Yesterday's announcement follows the launch of the production version of AIR earlier this year for Windows and Mac operating systems. At the time, the company had said a version supporting Linux would eventually follow but hadn't specified a release date.

AIR is a cross-operating system runtime for building Rich Internet Applications using Flash, Flex, HTML and Ajax. With the Linux-supported version of the runtime, RIA developers can extend the reach of their applications to Linux users without having to write additional platform-specific code.

The ability to quickly and easily create an application and know that it will work over Windows, Mac and Linux is very powerful, said Jonathan Snook, Ottawa-based freelance developer. "Previously, a developer would have to rely on more complicated environments like Java to accomplish the same thing. Being able to use technologies like Flash or JavaScript to build desktop applications can be liberating for the casual developer," said Snook.

However, sentiments within the Linux community are varied, with some seeing Adobe's platform extension as a threat, said Snook. "On one hand, Linux users want big companies like Adobe to port their applications to Linux but many Linux users are also hardcore members of the open source community and the ideals that go along with it," he said. But because it's free to use the runtime and develop on it, Snook feels the community's concern is unfounded.
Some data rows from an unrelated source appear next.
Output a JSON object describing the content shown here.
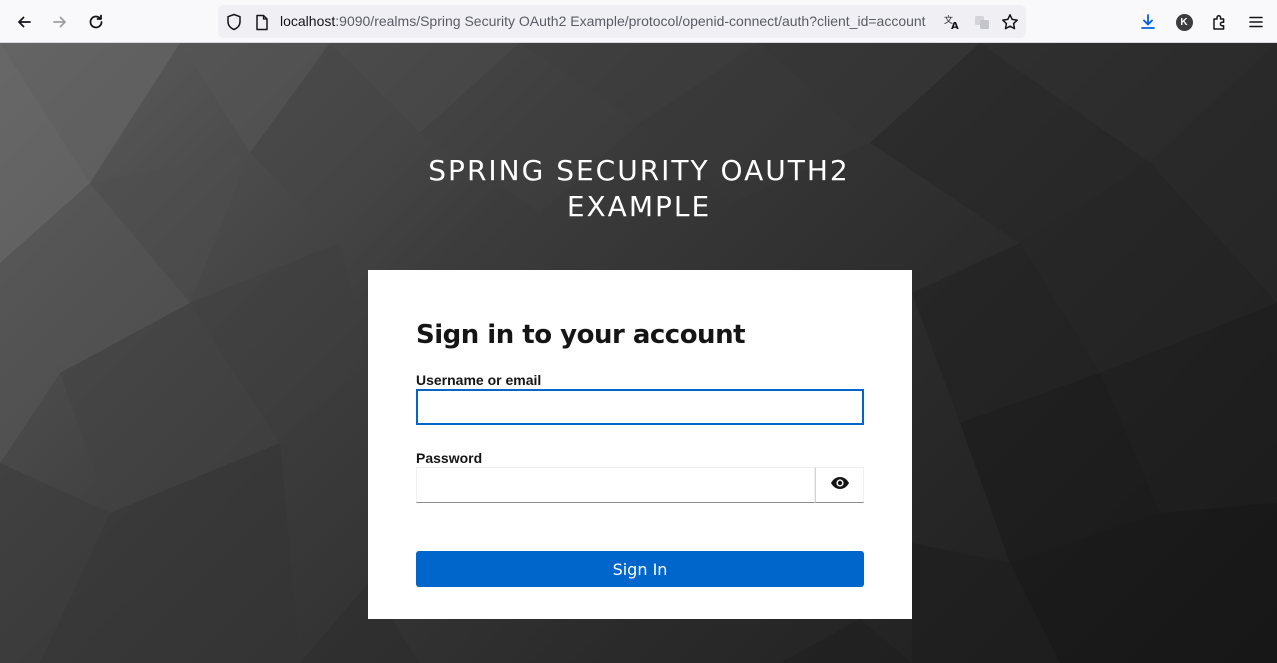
{
  "browser": {
    "url_host": "localhost",
    "url_rest": ":9090/realms/Spring Security OAuth2 Example/protocol/openid-connect/auth?client_id=account",
    "profile_initial": "K",
    "icons": {
      "back": "arrow-left-icon",
      "forward": "arrow-right-icon",
      "reload": "reload-icon",
      "tracking": "shield-icon",
      "page_info": "page-icon",
      "translate": "translate-icon",
      "reader": "reader-view-icon",
      "bookmark": "star-icon",
      "downloads": "download-icon",
      "extensions": "puzzle-icon",
      "menu": "hamburger-menu-icon"
    },
    "colors": {
      "toolbar": "#f9f9fb",
      "urlbar": "#f0f0f4",
      "download_accent": "#0061e0"
    }
  },
  "login": {
    "realm_title_line1": "SPRING SECURITY OAUTH2",
    "realm_title_line2": "EXAMPLE",
    "heading": "Sign in to your account",
    "username_label": "Username or email",
    "username_value": "",
    "password_label": "Password",
    "password_value": "",
    "show_password_icon": "eye-icon",
    "submit_label": "Sign In",
    "colors": {
      "primary": "#0066cc",
      "card": "#ffffff",
      "text": "#151515"
    }
  }
}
David Wadhwani, general manager of Adobe's platform business unit, said the release illustrates the company's commitment to enabling all developers to build RIAs. "This allows us to have an open conversation with users during our development process, which will give us very valuable developer insights," said Wadhwani.

Software developer Brajeshwar Oinam, has close ties with both the Linux developer community and Adobe as an Adobe Community Expert based in India. Oinam said although many of his Linux friends were initially unhappy with Adobe's decision to release AIR only for Windows and Mac earlier this year, they're now quite excited with the Linux version. Oinam expects there will be "lots of applications" emerging from the open source community as a result of the release.
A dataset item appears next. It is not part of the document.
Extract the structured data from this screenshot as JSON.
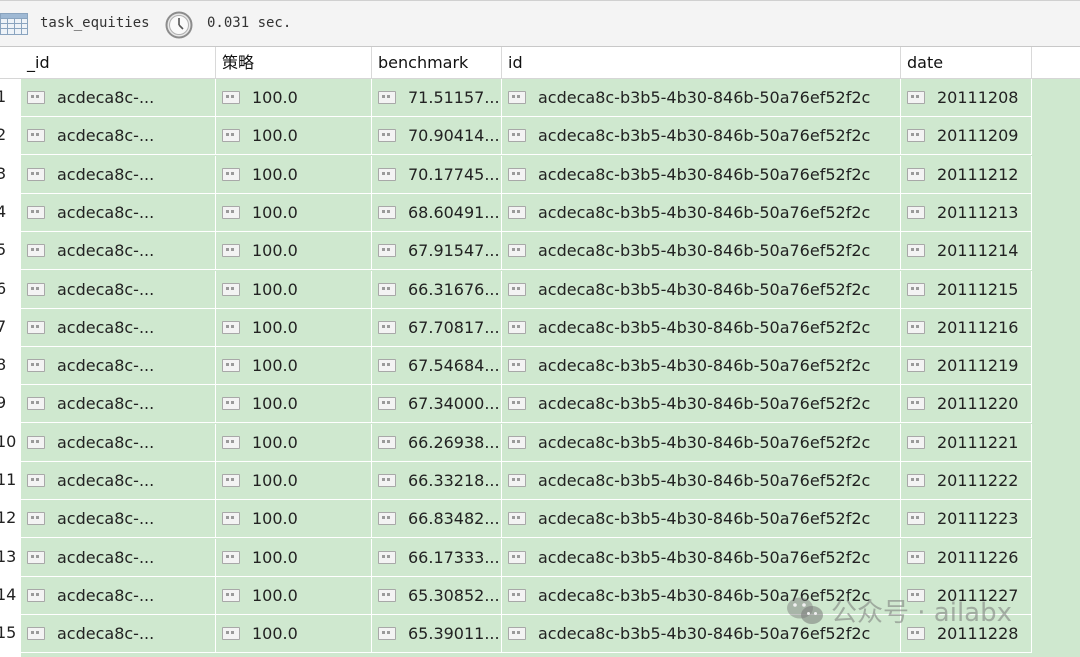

While Snook doesn't intend to go out of his way to use AIR on Linux, he is comforted to know that any application he develops will also work on Linux. "Ultimately, when I build something, I want to know that I'm reaching the largest audience possible and having AIR work cross-platform does just that," he said.
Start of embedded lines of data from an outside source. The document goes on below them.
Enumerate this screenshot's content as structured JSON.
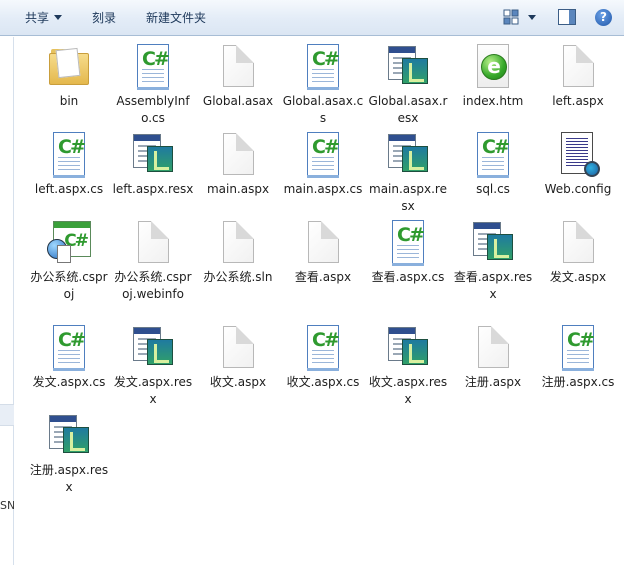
{
  "toolbar": {
    "share_label": "共享",
    "burn_label": "刻录",
    "new_folder_label": "新建文件夹"
  },
  "navpane": {
    "partial_text": "SN"
  },
  "files": [
    {
      "name": "bin",
      "label": "bin",
      "type": "folder"
    },
    {
      "name": "AssemblyInfo.cs",
      "label": "AssemblyInfo.cs",
      "type": "cs"
    },
    {
      "name": "Global.asax",
      "label": "Global.asax",
      "type": "blank"
    },
    {
      "name": "Global.asax.cs",
      "label": "Global.asax.cs",
      "type": "cs"
    },
    {
      "name": "Global.asax.resx",
      "label": "Global.asax.resx",
      "type": "resx"
    },
    {
      "name": "index.htm",
      "label": "index.htm",
      "type": "htm"
    },
    {
      "name": "left.aspx",
      "label": "left.aspx",
      "type": "blank"
    },
    {
      "name": "left.aspx.cs",
      "label": "left.aspx.cs",
      "type": "cs"
    },
    {
      "name": "left.aspx.resx",
      "label": "left.aspx.resx",
      "type": "resx"
    },
    {
      "name": "main.aspx",
      "label": "main.aspx",
      "type": "blank"
    },
    {
      "name": "main.aspx.cs",
      "label": "main.aspx.cs",
      "type": "cs"
    },
    {
      "name": "main.aspx.resx",
      "label": "main.aspx.resx",
      "type": "resx"
    },
    {
      "name": "sql.cs",
      "label": "sql.cs",
      "type": "cs"
    },
    {
      "name": "Web.config",
      "label": "Web.config",
      "type": "config"
    },
    {
      "name": "办公系统.csproj",
      "label": "办公系统.csproj",
      "type": "csproj"
    },
    {
      "name": "办公系统.csproj.webinfo",
      "label": "办公系统.csproj.webinfo",
      "type": "blank"
    },
    {
      "name": "办公系统.sln",
      "label": "办公系统.sln",
      "type": "blank"
    },
    {
      "name": "查看.aspx",
      "label": "查看.aspx",
      "type": "blank"
    },
    {
      "name": "查看.aspx.cs",
      "label": "查看.aspx.cs",
      "type": "cs"
    },
    {
      "name": "查看.aspx.resx",
      "label": "查看.aspx.resx",
      "type": "resx"
    },
    {
      "name": "发文.aspx",
      "label": "发文.aspx",
      "type": "blank"
    },
    {
      "name": "发文.aspx.cs",
      "label": "发文.aspx.cs",
      "type": "cs"
    },
    {
      "name": "发文.aspx.resx",
      "label": "发文.aspx.resx",
      "type": "resx"
    },
    {
      "name": "收文.aspx",
      "label": "收文.aspx",
      "type": "blank"
    },
    {
      "name": "收文.aspx.cs",
      "label": "收文.aspx.cs",
      "type": "cs"
    },
    {
      "name": "收文.aspx.resx",
      "label": "收文.aspx.resx",
      "type": "resx"
    },
    {
      "name": "注册.aspx",
      "label": "注册.aspx",
      "type": "blank"
    },
    {
      "name": "注册.aspx.cs",
      "label": "注册.aspx.cs",
      "type": "cs"
    },
    {
      "name": "注册.aspx.resx",
      "label": "注册.aspx.resx",
      "type": "resx"
    }
  ]
}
Adobe also made available the alpha version of Adobe Flex Builder 3 for Linux, the integrated developer environment (IDE) for creating Flex-based RIA applications and allows developers to use the same Flex framework to build for AIR.

The Linux versions of AIR and of Flex Builder 3 are available for download in English on Adobe Labs. The final version of Adobe AIR for Linux is expected later in 2008 and will be available in other languages.